The administration’s use of outside brokers has prompted nearly two dozen Senate Democrats, including Democratic presidential candidates Elizabeth Warren, Kamala D. Harris and Amy Klobuchar, to send a letter to CMS on Wednesday expressing their concern over the promotion of short-term health plans.

“We are concerned that [CMS] is not only failing to conduct sufficient oversight to protect customers, but is actively emailing consumers to encourage them to obtain coverage through third-party agents and brokers instead of the HealthCare.gov website,” the senators wrote in a letter. Democratic New Hampshire Senator Jeanne Shaheen orchestrated the effort.

Such plans were previously available for periods of three months or less and could not be renewed, but the administration late last year finalized a rule that allowed for the plans’ availability for up to 12 months, with the option to renew them for up to three years. A federal judge sided with the administration in a court challenge to their expanded availability and upheld the rule in July. Consumers still cannot use government subsidies to purchase short-term plans, however.

“For most of the people buying on the exchanges, this would be worse than what they’ve been buying, especially because the majority of people who buy on exchanges get help with their premiums,” said Allison Hoffman, a law professor at the University of Pennsylvania Law School.

The Centers for Medicare and Medicaid Services has sent at least five emails so far to individual market consumers encouraging them to use outside brokers, including through a service called Help on Demand, to sign up for health insurance, according to emails obtained by The Post from a recipient of ACA market emails. The agents and brokers must be registered with the federal exchanges, CMS said in a statement, and they help consumers sign up for individual market plans.

“While agents and brokers are required to provide assistance with Exchange, Medicaid and CHIP coverage and are directed to enroll consumers in such coverage options whenever possible, they are not prohibited from sharing information on other coverage options, such as those offered off-Exchange,” a CMS spokeswoman said.

Some critics of the policy say the expanded sale of short-term plans may be one of the factors depressing enrollment in Obamacare plans, which dropped 13 percent in the first three weeks of the sign-up period, compared to the same period last year, according to federal data released Wednesday. During the 2019 open enrollment, 1,924,476 people signed up for individual market plans in the first two weeks of enrollment, compared to 1,669,401 for 2020. Open enrollment ends on Dec. 15.
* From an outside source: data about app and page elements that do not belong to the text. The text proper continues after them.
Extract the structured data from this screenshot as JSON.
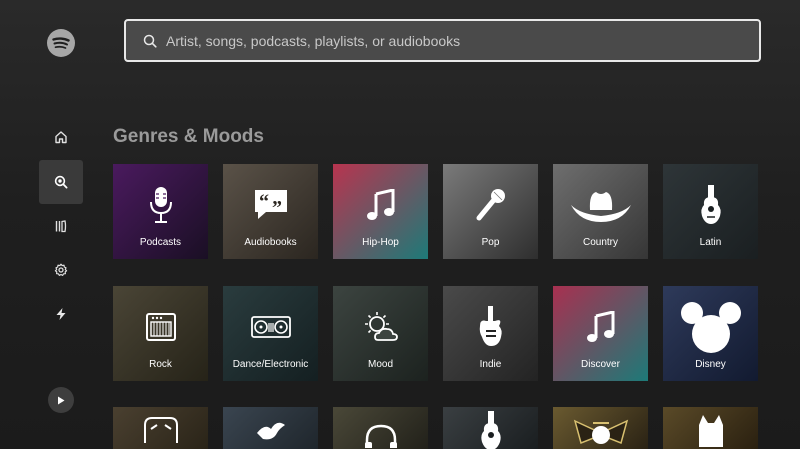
{
  "app": {
    "logo_icon": "spotify-logo-icon"
  },
  "sidebar": {
    "items": [
      {
        "name": "home",
        "icon": "home-icon",
        "active": false
      },
      {
        "name": "search",
        "icon": "search-icon",
        "active": true
      },
      {
        "name": "library",
        "icon": "library-icon",
        "active": false
      },
      {
        "name": "settings",
        "icon": "gear-icon",
        "active": false
      },
      {
        "name": "lightning",
        "icon": "lightning-icon",
        "active": false
      }
    ],
    "play_icon": "play-icon"
  },
  "search": {
    "placeholder": "Artist, songs, podcasts, playlists, or audiobooks",
    "value": ""
  },
  "section": {
    "title": "Genres & Moods"
  },
  "tiles": [
    {
      "label": "Podcasts",
      "icon": "microphone-icon",
      "colors": [
        "#4a1a5e",
        "#1a0f24"
      ]
    },
    {
      "label": "Audiobooks",
      "icon": "quote-bubble-icon",
      "colors": [
        "#5a5248",
        "#2b2620"
      ]
    },
    {
      "label": "Hip-Hop",
      "icon": "music-note-icon",
      "colors": [
        "#b8344f",
        "#1d7a78"
      ]
    },
    {
      "label": "Pop",
      "icon": "microphone-handheld-icon",
      "colors": [
        "#7a7a7a",
        "#2e2e2e"
      ]
    },
    {
      "label": "Country",
      "icon": "cowboy-hat-icon",
      "colors": [
        "#6e6e6e",
        "#363636"
      ]
    },
    {
      "label": "Latin",
      "icon": "guitar-icon",
      "colors": [
        "#2e3538",
        "#1a1f21"
      ]
    },
    {
      "label": "Rock",
      "icon": "amplifier-icon",
      "colors": [
        "#4a4536",
        "#262318"
      ]
    },
    {
      "label": "Dance/Electronic",
      "icon": "turntables-icon",
      "colors": [
        "#2a3c3e",
        "#141f21"
      ]
    },
    {
      "label": "Mood",
      "icon": "sun-cloud-icon",
      "colors": [
        "#3c4440",
        "#1c221f"
      ]
    },
    {
      "label": "Indie",
      "icon": "electric-guitar-icon",
      "colors": [
        "#4a4a4a",
        "#232323"
      ]
    },
    {
      "label": "Discover",
      "icon": "music-note-icon",
      "colors": [
        "#a83050",
        "#1d7a78"
      ]
    },
    {
      "label": "Disney",
      "icon": "mickey-icon",
      "colors": [
        "#2e3a5a",
        "#121a30"
      ]
    },
    {
      "label": "",
      "icon": "robot-icon",
      "colors": [
        "#4a4030",
        "#2a2418"
      ]
    },
    {
      "label": "",
      "icon": "dove-icon",
      "colors": [
        "#3a4550",
        "#1f262c"
      ]
    },
    {
      "label": "",
      "icon": "headphones-icon",
      "colors": [
        "#4a4838",
        "#22211a"
      ]
    },
    {
      "label": "",
      "icon": "guitar-icon",
      "colors": [
        "#3a3f42",
        "#1a1e20"
      ]
    },
    {
      "label": "",
      "icon": "emblem-icon",
      "colors": [
        "#6a5a30",
        "#2a2214"
      ]
    },
    {
      "label": "",
      "icon": "cat-icon",
      "colors": [
        "#5a4a28",
        "#2a2010"
      ]
    }
  ]
}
CMS said it has used Help on Demand for three years, but the agency has increasingly encouraged consumers to seek their advice through emails directing them to the service’s website.

The Trump administration has drastically cut federal funding for “navigators” — grass roots organizations that help people sign up for ACA plans, including those who may not otherwise know they are eligible for coverage. .

Premiums for the most common type of Obamacare plan dropped by 4 percent for 2020, CMS said last month, and the vast majority of consumers on the individual market qualify for government tax subsidies that help cover the cost of their insurance. However, consumers complain about high deductibles and premiums in individual market plans.